MOUNT HOPE -- Stewardship begins with the understanding everything we have has been gifted to us and it is our responsibility to make sure our children understand the gifts that will pass to them.
"If God gave it to you, it's not for you," leadership coach and author John Stahl-Wert told a packed house at Monday night's Faith and Values in the Marketplace workshop, held at The Gardens at Homestead Furniture and sponsored by the Amish & Mennonite Heritage Center and Everence Financial.
"Life is not about doing stuff," Stahl-Wert said. "It's about preparing those who come after us. When we're young, we have this mistaken notion that life is about doing stuff and getting stuff done and keeping stuff. Do we have enough and will it last me?"
But that's not the point. Stahl-Wert said that ideally individuals will be "good passer-on'ers of the things God put in them."
Strong, successful leaders will understand that. "Every enterprise thrives when the leaders understand it's not theirs, the business isn't for them," Stahl-Wert said. "It's placed in my hands so I can understand it as a kingdom treasure."
So, with that in mind, Stahl-Wert told the group, composed largely of Anabaptist business owners, managers and ministers, it is more correct to think that we are a legacy, rather than we have a legacy.
The group also was encouraged to look at their businesses as their ministries, rather than solely a means to make money. Hillcrest Lumber owner and deacon Edward Hershberger looks at his business that way.
Over the years, the Anabaptist community has changed from an agricultural-based culture to a business culture. "And that change has brought new challenges, new businesses, new employers . a whole lot of new things we have to deal with."
More than anything, he said, "It's brought prosperity. (People) had to claw and scratch before. They never had to think about giving back."
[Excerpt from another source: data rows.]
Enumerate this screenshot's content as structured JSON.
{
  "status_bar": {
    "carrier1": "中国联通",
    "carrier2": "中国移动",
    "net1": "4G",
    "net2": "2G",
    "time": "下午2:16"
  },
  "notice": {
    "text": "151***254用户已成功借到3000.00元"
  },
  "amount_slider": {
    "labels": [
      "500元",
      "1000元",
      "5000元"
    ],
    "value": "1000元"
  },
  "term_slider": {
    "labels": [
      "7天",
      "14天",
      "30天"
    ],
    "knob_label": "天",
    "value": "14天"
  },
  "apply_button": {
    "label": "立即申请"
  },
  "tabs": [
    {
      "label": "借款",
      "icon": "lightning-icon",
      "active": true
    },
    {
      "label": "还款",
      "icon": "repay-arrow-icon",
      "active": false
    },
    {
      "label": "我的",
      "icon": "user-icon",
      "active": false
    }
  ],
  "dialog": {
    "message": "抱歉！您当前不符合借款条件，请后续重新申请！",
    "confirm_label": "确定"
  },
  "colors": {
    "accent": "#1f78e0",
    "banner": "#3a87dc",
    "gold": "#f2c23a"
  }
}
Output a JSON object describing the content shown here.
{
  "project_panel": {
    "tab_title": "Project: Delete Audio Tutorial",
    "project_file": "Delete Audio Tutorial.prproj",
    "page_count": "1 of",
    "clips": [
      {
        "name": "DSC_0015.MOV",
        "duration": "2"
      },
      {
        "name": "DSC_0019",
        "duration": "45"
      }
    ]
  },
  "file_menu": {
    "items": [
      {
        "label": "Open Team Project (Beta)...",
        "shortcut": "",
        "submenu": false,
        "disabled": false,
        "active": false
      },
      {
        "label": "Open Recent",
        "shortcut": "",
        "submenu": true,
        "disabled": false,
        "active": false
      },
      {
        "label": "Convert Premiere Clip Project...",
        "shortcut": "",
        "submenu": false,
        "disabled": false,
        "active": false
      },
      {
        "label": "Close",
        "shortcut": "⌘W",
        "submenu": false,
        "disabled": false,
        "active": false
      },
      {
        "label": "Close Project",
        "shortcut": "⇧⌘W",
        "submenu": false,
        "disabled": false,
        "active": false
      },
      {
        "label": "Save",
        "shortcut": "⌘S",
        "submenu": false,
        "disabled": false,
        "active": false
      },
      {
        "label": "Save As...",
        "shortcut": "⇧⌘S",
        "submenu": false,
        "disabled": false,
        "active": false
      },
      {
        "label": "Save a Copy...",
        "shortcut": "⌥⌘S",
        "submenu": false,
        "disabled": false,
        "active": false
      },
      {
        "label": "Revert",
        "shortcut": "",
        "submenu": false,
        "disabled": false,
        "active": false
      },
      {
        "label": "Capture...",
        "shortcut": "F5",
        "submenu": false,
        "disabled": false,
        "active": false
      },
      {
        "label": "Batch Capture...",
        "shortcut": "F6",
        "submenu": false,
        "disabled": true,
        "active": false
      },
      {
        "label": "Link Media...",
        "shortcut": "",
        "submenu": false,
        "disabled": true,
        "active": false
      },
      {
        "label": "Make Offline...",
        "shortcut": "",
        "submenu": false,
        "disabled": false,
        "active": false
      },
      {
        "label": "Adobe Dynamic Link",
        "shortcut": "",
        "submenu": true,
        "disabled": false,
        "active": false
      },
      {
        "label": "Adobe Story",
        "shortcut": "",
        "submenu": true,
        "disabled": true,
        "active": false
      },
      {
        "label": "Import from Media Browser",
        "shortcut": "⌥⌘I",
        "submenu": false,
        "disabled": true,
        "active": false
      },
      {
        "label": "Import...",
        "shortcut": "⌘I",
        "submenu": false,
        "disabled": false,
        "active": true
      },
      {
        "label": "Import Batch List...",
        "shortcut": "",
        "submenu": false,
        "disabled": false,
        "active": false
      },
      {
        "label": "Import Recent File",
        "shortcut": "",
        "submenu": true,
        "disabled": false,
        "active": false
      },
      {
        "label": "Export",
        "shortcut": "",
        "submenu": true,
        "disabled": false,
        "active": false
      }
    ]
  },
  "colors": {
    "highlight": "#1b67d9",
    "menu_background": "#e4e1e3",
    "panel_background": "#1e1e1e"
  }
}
It's important, then, to consider the role employees have in a business. "We're not just there for them to be money-making machines for us," Hershberger said. Business owners need to be leaders for their employees and care for them as part of their ministry. "People can tell if you care," he said. "If you listen with one ear and you're thinking production work with the other ear" people will notice. "There are times people need us to listen to them and be there for them."
But that doesn't mean an employer has to be a counselor or a babysitter. It's hard to know where to draw the line and Hershberger said there's no easy formula to determine when to draw the line. Sometimes, listening can become enabling and a good employer will know when the employee needs to move on from the problems that he brings to work with him.
"I would dare to say if we honestly, from our heart, care and make the right decision for that person," Hershberger said, "I really believe we make the right decision for the company."
Hershberger recalled talking to a young man, an up-and-coming business leader who has moved into a leadership role in Hershberger's business. The young man said as the business grew, there was more work, more employees to deal with and more headaches.
He was concerned time spent at work is not time spent away from attending to his faith.
"I said, 'You know, don't ever forget having a business, a good-sized business, is not a sin," Hershberger said. "It's a tremendous opportunity to minister, to have an influence on a world that needs a positive influence. None of us are called to have money as the focal part of our life. Some are called to minister through our business. We are a whole and complete people. Our lives are intertwined. It's not separate. I'm not a different person at work than I am at church."
Reporter Tami Mosser can be reached at 330-287-1655 or email@example.com.